It is helpful (though incorrect) to imagine all the stars to be fixed onto the inside of a vast crystalline dome - the celestial sphere.

Absolute distances between stars are of less importance than their angular separation in the sky. Adopting the Babylonian system of angular measure, the distance from horizon to zenith (directly overhead) is 90°. From North to South along the horizon is 180°.

The constant proportions of the human body give fairly accurate references that you can use to estimate angular separations in the night sky:

Held at arms length

The Azimuthal angle is the number of degrees measured clockwise from True North to the star's position projected onto the horizon (ranging from 0 to 360°).

 The Altitude of the star is its elevation in degrees from the horizon (ranging from -90° to +90°).

This co-ordinate system can only be used if the precise time is also stated, since stars move about the observer.

 

The Magnitude System

The most obvious thing about stars is that they are all different brightness or apparent magnitudes. We must distinguish this from the absolute magnitude of the star (the brightness if it were exactly 32 light year away). It is tempting to believe that the fainter stars are the most distant and the brighter ones are close by. This is untrue, in fact Sir Arthur Eddington stated that most of the bright stars we can see are the "Whales among the fishes". There are many nearby stars that are too faint too pick out.

In 130 B.C. Hipparcos devised a scale of apparent magnitude where the brightest stars were of the 1st magnitude (1M) and the faintest visible with the naked eye were 6th magnitude. It so happens that a 1M star is 100 times as bright as a 5M star. Since this is a logarithmic scale, the difference between one magnitude and the next is nearly 2.5 times
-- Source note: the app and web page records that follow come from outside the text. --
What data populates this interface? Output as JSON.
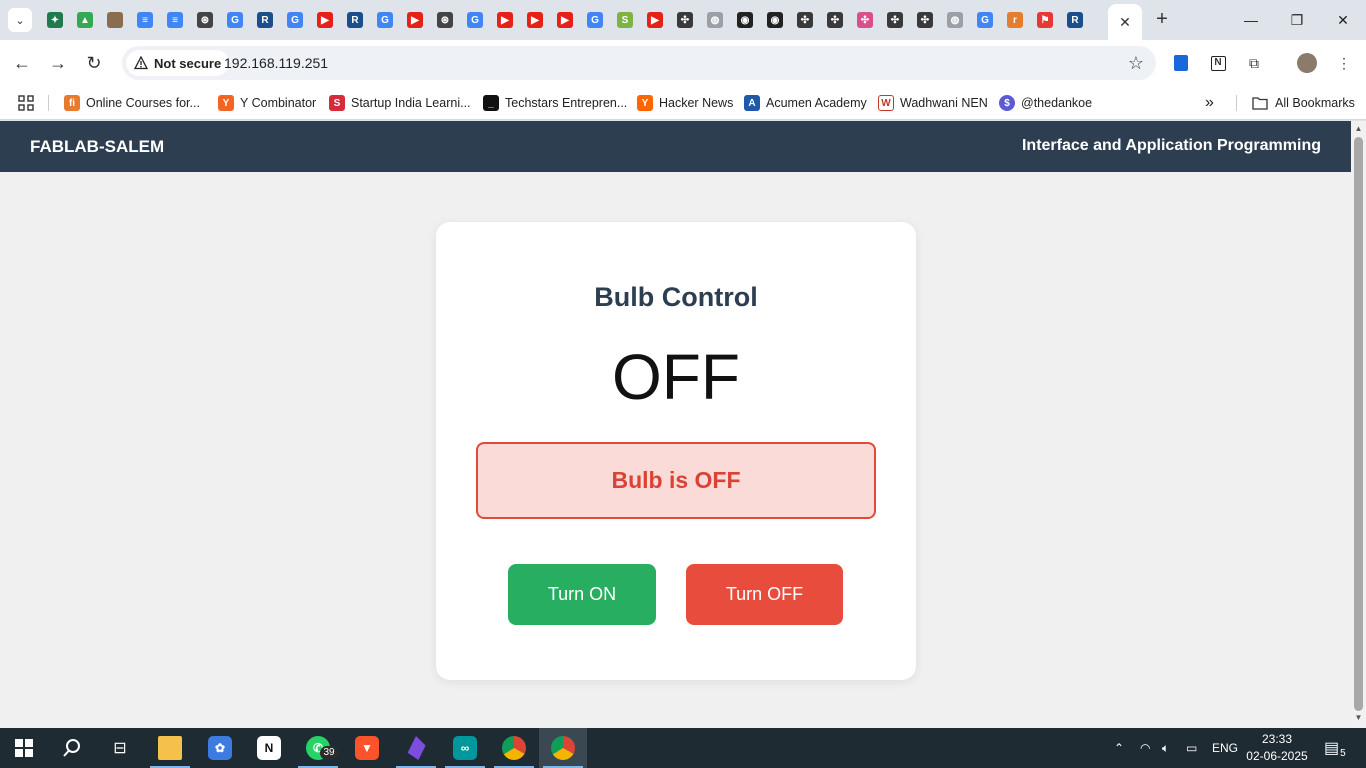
{
  "browser": {
    "tab_favicons": [
      "perplexity",
      "drive",
      "photo",
      "docs",
      "docs",
      "openai",
      "google",
      "r",
      "google",
      "youtube",
      "r",
      "google",
      "youtube",
      "openai",
      "google",
      "youtube",
      "youtube",
      "youtube",
      "google",
      "s-app",
      "youtube",
      "fablab",
      "globe",
      "notion-dark",
      "notion-dark",
      "fablab",
      "fablab",
      "fablab-pink",
      "fablab",
      "fablab",
      "globe",
      "google",
      "r-orange",
      "bookmark-red",
      "r"
    ],
    "active_tab_close": "✕",
    "new_tab": "+",
    "security_label": "Not secure",
    "url": "192.168.119.251",
    "bookmarks": [
      {
        "label": "Online Courses for...",
        "icon": "fi",
        "color": "#e87a2e"
      },
      {
        "label": "Y Combinator",
        "icon": "Y",
        "color": "#f26522"
      },
      {
        "label": "Startup India Learni...",
        "icon": "S",
        "color": "#d62b3b"
      },
      {
        "label": "Techstars Entrepren...",
        "icon": "_",
        "color": "#111111"
      },
      {
        "label": "Hacker News",
        "icon": "Y",
        "color": "#ff6600"
      },
      {
        "label": "Acumen Academy",
        "icon": "A",
        "color": "#1e5aa8"
      },
      {
        "label": "Wadhwani NEN",
        "icon": "W",
        "color": "#c0392b"
      },
      {
        "label": "@thedankoe",
        "icon": "$",
        "color": "#5b5bd6"
      }
    ],
    "bookmarks_overflow": "»",
    "all_bookmarks": "All Bookmarks"
  },
  "site": {
    "brand": "FABLAB-SALEM",
    "subtitle": "Interface and Application Programming"
  },
  "card": {
    "title": "Bulb Control",
    "state": "OFF",
    "status_prefix": "Bulb is ",
    "status_value": "OFF",
    "turn_on_label": "Turn ON",
    "turn_off_label": "Turn OFF"
  },
  "colors": {
    "header_bg": "#2c3e50",
    "on_button": "#27ae60",
    "off_button": "#e74c3c",
    "status_bg": "#fadbd8",
    "status_text": "#d94335"
  },
  "taskbar": {
    "apps": [
      "start-icon",
      "search-icon",
      "task-view-icon",
      "file-explorer-icon",
      "paint-icon",
      "notion-icon",
      "whatsapp-icon",
      "brave-icon",
      "obsidian-icon",
      "arduino-icon",
      "chrome-icon",
      "chrome-active-icon"
    ],
    "whatsapp_badge": "39",
    "language": "ENG",
    "time": "23:33",
    "date": "02-06-2025",
    "notifications": "5"
  }
}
The limit of naked eye visibility is 6.5M.

 10 x 50 binoculars can show stars down to 9M

 Larger telescopes can detect greater magnitudes.

 The scale is extended backwards for objects brighter than 1M. For instance
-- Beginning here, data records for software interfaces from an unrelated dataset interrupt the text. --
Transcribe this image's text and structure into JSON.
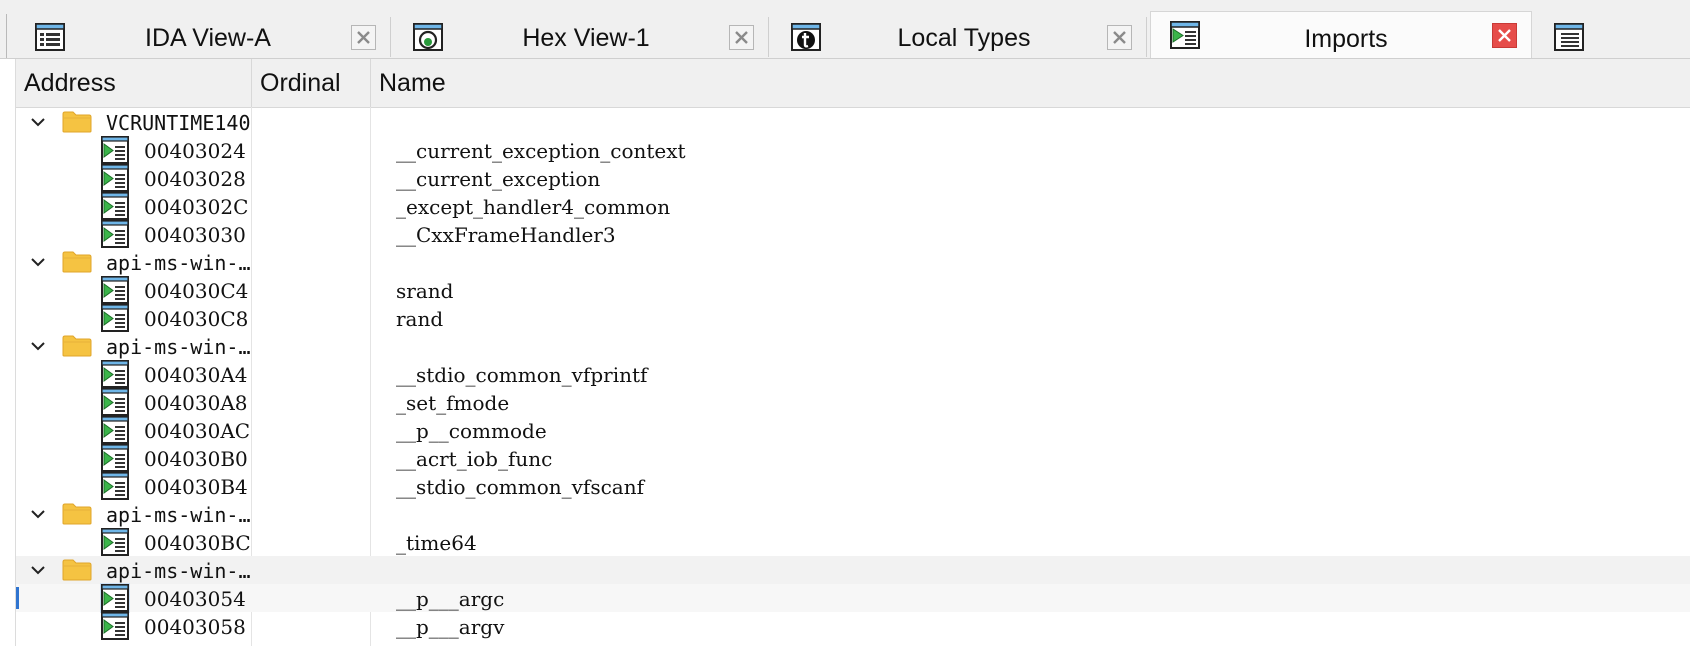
{
  "tabs": [
    {
      "label": "IDA View-A",
      "icon": "ida-view-icon",
      "active": false
    },
    {
      "label": "Hex View-1",
      "icon": "hex-view-icon",
      "active": false
    },
    {
      "label": "Local Types",
      "icon": "local-types-icon",
      "active": false
    },
    {
      "label": "Imports",
      "icon": "imports-icon",
      "active": true
    }
  ],
  "columns": {
    "address": "Address",
    "ordinal": "Ordinal",
    "name": "Name"
  },
  "colors": {
    "close_active": "#e64d4a",
    "folder": "#f5c342",
    "selection_marker": "#2f74d0"
  },
  "groups": [
    {
      "name": "VCRUNTIME140",
      "items": [
        {
          "address": "00403024",
          "ordinal": "",
          "name": "__current_exception_context"
        },
        {
          "address": "00403028",
          "ordinal": "",
          "name": "__current_exception"
        },
        {
          "address": "0040302C",
          "ordinal": "",
          "name": "_except_handler4_common"
        },
        {
          "address": "00403030",
          "ordinal": "",
          "name": "__CxxFrameHandler3"
        }
      ]
    },
    {
      "name": "api-ms-win-…",
      "items": [
        {
          "address": "004030C4",
          "ordinal": "",
          "name": "srand"
        },
        {
          "address": "004030C8",
          "ordinal": "",
          "name": "rand"
        }
      ]
    },
    {
      "name": "api-ms-win-…",
      "items": [
        {
          "address": "004030A4",
          "ordinal": "",
          "name": "__stdio_common_vfprintf"
        },
        {
          "address": "004030A8",
          "ordinal": "",
          "name": "_set_fmode"
        },
        {
          "address": "004030AC",
          "ordinal": "",
          "name": "__p__commode"
        },
        {
          "address": "004030B0",
          "ordinal": "",
          "name": "__acrt_iob_func"
        },
        {
          "address": "004030B4",
          "ordinal": "",
          "name": "__stdio_common_vfscanf"
        }
      ]
    },
    {
      "name": "api-ms-win-…",
      "items": [
        {
          "address": "004030BC",
          "ordinal": "",
          "name": "_time64"
        }
      ]
    },
    {
      "name": "api-ms-win-…",
      "highlighted": true,
      "items": [
        {
          "address": "00403054",
          "ordinal": "",
          "name": "__p___argc",
          "selected": true
        },
        {
          "address": "00403058",
          "ordinal": "",
          "name": "__p___argv"
        }
      ]
    }
  ]
}
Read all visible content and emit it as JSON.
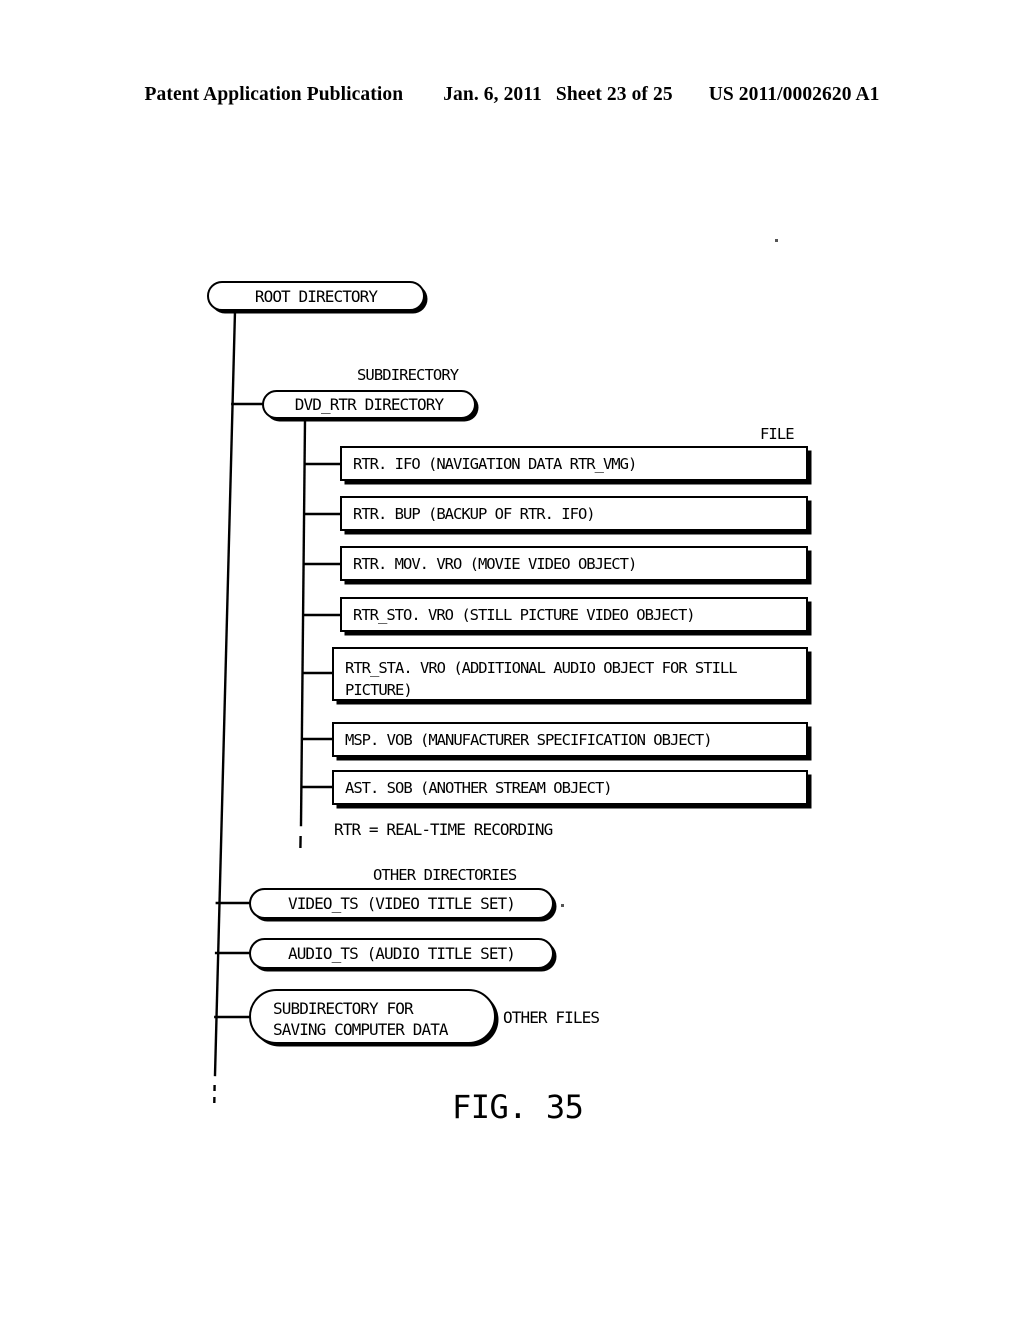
{
  "header": {
    "publication": "Patent Application Publication",
    "date": "Jan. 6, 2011",
    "sheet": "Sheet 23 of 25",
    "number": "US 2011/0002620 A1"
  },
  "figure": {
    "caption": "FIG. 35",
    "root": {
      "label": "ROOT DIRECTORY"
    },
    "subdirectory_label": "SUBDIRECTORY",
    "dvd_rtr": {
      "label": "DVD_RTR DIRECTORY"
    },
    "file_label": "FILE",
    "files": [
      {
        "label": "RTR. IFO  (NAVIGATION DATA RTR_VMG)"
      },
      {
        "label": "RTR. BUP  (BACKUP OF RTR. IFO)"
      },
      {
        "label": "RTR. MOV. VRO  (MOVIE VIDEO OBJECT)"
      },
      {
        "label": "RTR_STO. VRO  (STILL PICTURE VIDEO OBJECT)"
      },
      {
        "line1": "RTR_STA. VRO  (ADDITIONAL AUDIO OBJECT FOR STILL",
        "line2": "PICTURE)"
      },
      {
        "label": "MSP. VOB  (MANUFACTURER SPECIFICATION OBJECT)"
      },
      {
        "label": "AST. SOB  (ANOTHER STREAM OBJECT)"
      }
    ],
    "rtr_note": "RTR = REAL-TIME RECORDING",
    "other_directories_label": "OTHER DIRECTORIES",
    "other_dirs": [
      {
        "label": "VIDEO_TS (VIDEO TITLE SET)"
      },
      {
        "label": "AUDIO_TS (AUDIO TITLE SET)"
      }
    ],
    "computer_data_dir": {
      "line1": "SUBDIRECTORY FOR",
      "line2": "SAVING COMPUTER DATA"
    },
    "other_files_label": "OTHER FILES"
  },
  "colors": {
    "ink": "#000000",
    "paper": "#ffffff"
  }
}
• Vega in Lyra is 0M

• Sirius is mag -1.4M

• Venus attains -4.4M

• A Full Moon is -12.7M

• The Sun is -26.7M

Larger telescopes can detect greater magnitudes.

Constellations

Some of the brighter stars appear to form groups in the sky, these we call constellations. Most constellations were named a very long time ago by the Greeks or Arabs. People thought they could see the shapes of animals or their gods and named the constellations after them. In most cases it is very hard to imagine how they saw the shape that the star pattern is supposed to represent but we still use the same names today.